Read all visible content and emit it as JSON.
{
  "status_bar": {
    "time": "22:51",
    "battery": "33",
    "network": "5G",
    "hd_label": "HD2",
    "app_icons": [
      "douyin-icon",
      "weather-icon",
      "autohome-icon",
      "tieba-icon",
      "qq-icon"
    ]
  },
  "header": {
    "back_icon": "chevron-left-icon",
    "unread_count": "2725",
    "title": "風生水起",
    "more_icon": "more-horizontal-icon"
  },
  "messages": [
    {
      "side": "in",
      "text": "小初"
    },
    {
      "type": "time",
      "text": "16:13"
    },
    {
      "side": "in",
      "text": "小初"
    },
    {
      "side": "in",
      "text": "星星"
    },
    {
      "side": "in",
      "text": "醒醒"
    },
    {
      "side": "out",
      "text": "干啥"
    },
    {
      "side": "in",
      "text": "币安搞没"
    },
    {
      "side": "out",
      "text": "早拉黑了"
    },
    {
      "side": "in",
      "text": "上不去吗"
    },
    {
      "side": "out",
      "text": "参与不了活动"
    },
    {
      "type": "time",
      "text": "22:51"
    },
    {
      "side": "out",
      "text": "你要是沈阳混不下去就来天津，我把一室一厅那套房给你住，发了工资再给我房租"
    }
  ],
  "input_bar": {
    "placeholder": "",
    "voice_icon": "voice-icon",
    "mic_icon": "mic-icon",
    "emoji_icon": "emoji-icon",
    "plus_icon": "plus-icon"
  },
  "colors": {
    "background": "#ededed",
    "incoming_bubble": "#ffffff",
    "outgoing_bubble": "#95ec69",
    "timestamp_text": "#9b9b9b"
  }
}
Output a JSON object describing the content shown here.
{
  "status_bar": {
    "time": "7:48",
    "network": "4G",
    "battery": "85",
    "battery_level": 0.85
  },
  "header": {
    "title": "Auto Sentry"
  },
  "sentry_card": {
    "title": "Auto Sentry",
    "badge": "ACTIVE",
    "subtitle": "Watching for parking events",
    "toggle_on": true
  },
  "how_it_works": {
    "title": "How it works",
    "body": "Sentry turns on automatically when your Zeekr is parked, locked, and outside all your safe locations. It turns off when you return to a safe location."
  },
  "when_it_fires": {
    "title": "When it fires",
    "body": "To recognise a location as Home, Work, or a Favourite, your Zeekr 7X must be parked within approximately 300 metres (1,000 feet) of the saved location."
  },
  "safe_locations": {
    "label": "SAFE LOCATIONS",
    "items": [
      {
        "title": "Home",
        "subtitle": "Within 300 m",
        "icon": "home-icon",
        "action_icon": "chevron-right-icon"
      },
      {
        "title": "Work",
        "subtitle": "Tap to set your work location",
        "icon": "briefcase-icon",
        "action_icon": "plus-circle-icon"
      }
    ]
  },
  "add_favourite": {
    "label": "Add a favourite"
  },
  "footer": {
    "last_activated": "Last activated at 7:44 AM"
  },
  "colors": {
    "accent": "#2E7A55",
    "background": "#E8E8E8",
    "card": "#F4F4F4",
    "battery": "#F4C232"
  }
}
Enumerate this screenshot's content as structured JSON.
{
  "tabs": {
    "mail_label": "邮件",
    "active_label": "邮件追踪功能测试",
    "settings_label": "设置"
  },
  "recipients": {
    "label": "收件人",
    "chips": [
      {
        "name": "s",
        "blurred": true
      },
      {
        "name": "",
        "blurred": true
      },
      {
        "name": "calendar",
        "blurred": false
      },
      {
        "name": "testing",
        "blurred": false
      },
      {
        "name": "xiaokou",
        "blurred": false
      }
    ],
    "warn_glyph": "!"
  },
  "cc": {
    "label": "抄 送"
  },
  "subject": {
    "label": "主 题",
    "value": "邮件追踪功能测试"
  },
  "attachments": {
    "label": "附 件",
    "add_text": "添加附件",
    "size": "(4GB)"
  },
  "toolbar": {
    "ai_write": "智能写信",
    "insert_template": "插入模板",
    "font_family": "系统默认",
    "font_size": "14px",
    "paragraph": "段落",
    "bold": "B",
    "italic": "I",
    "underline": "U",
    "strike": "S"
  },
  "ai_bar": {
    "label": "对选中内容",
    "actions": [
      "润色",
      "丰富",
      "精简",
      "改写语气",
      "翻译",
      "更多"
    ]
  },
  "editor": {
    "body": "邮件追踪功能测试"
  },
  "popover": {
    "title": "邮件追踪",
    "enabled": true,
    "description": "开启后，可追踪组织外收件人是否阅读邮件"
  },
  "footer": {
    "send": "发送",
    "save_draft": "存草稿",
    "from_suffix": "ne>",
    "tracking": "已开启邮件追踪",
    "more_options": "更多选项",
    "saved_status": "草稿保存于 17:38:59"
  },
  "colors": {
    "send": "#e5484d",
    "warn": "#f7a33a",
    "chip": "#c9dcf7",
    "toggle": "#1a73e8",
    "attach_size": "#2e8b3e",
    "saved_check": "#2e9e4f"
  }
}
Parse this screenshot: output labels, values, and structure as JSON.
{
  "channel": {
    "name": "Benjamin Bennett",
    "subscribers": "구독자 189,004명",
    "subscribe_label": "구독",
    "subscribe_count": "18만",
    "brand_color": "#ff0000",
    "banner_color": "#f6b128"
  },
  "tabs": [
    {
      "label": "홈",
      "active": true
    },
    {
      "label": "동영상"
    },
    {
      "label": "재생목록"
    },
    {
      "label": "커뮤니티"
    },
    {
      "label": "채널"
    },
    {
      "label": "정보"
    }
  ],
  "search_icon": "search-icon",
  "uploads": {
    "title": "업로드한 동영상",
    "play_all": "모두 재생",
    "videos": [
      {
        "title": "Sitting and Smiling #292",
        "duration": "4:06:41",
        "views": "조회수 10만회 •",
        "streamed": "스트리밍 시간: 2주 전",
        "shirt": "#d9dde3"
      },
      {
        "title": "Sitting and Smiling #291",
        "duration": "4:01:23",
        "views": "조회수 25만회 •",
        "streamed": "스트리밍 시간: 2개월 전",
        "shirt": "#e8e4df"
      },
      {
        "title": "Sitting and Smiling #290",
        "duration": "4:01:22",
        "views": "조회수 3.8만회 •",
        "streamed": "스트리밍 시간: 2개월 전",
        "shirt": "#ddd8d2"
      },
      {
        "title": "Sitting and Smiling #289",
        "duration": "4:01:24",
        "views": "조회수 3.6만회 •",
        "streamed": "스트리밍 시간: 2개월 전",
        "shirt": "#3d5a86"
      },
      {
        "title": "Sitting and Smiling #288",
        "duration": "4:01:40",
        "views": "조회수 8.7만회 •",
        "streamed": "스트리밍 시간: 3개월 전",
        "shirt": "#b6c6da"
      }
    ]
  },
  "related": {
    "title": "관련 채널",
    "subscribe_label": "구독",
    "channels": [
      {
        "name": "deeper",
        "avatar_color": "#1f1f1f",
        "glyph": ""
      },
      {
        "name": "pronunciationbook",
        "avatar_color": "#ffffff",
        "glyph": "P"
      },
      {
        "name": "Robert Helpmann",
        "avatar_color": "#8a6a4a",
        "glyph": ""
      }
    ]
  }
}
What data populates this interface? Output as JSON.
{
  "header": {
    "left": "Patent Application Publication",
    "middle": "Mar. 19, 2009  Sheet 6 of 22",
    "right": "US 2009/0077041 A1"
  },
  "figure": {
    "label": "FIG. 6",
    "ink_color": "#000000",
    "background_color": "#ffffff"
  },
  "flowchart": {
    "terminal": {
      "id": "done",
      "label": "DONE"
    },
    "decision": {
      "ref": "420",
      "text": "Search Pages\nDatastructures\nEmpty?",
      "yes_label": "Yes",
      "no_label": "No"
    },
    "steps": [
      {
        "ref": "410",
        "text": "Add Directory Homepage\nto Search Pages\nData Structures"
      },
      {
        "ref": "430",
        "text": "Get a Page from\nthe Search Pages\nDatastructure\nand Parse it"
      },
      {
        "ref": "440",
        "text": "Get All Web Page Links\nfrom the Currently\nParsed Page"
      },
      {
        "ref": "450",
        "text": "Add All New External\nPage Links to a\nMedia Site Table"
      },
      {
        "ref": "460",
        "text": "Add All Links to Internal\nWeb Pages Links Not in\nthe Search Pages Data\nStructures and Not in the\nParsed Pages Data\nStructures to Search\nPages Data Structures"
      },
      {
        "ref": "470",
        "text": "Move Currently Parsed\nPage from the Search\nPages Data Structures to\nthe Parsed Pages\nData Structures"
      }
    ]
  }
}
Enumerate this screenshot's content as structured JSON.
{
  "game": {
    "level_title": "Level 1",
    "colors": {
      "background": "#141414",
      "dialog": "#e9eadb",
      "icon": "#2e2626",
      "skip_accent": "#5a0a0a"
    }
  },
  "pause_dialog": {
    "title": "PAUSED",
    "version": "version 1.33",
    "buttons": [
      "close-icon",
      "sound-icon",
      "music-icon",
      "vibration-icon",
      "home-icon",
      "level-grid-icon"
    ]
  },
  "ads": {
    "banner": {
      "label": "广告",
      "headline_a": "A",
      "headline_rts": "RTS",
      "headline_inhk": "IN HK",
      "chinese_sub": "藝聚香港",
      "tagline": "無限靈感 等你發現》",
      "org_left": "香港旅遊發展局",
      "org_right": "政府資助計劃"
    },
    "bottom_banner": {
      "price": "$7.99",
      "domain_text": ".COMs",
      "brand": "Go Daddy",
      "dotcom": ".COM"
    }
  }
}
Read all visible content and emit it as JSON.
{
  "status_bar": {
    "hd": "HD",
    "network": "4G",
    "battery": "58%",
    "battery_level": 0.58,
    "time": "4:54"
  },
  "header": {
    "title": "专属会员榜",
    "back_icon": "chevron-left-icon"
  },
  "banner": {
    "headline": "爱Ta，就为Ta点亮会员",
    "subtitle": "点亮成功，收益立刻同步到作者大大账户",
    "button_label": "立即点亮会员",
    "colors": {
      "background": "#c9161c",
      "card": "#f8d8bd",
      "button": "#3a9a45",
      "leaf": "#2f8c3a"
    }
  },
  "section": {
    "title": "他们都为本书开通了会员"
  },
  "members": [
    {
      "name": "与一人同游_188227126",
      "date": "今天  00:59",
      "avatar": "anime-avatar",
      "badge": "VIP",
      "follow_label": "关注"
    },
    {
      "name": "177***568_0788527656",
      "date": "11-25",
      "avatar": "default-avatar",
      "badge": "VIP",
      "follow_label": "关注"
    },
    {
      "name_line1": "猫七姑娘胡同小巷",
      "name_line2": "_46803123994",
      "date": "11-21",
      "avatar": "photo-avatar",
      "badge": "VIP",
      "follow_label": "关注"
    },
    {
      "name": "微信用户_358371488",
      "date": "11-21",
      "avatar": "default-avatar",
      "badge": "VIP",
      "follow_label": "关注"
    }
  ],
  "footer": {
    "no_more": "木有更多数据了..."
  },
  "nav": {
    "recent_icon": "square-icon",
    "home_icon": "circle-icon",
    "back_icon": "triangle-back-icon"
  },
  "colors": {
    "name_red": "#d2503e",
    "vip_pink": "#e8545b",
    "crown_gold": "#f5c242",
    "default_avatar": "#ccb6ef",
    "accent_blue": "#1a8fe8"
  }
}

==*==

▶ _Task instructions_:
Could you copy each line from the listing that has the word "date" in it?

▶ _Reply_:
      "date": "今天  00:59",
      "date": "11-25",
      "date": "11-21",
      "date": "11-21",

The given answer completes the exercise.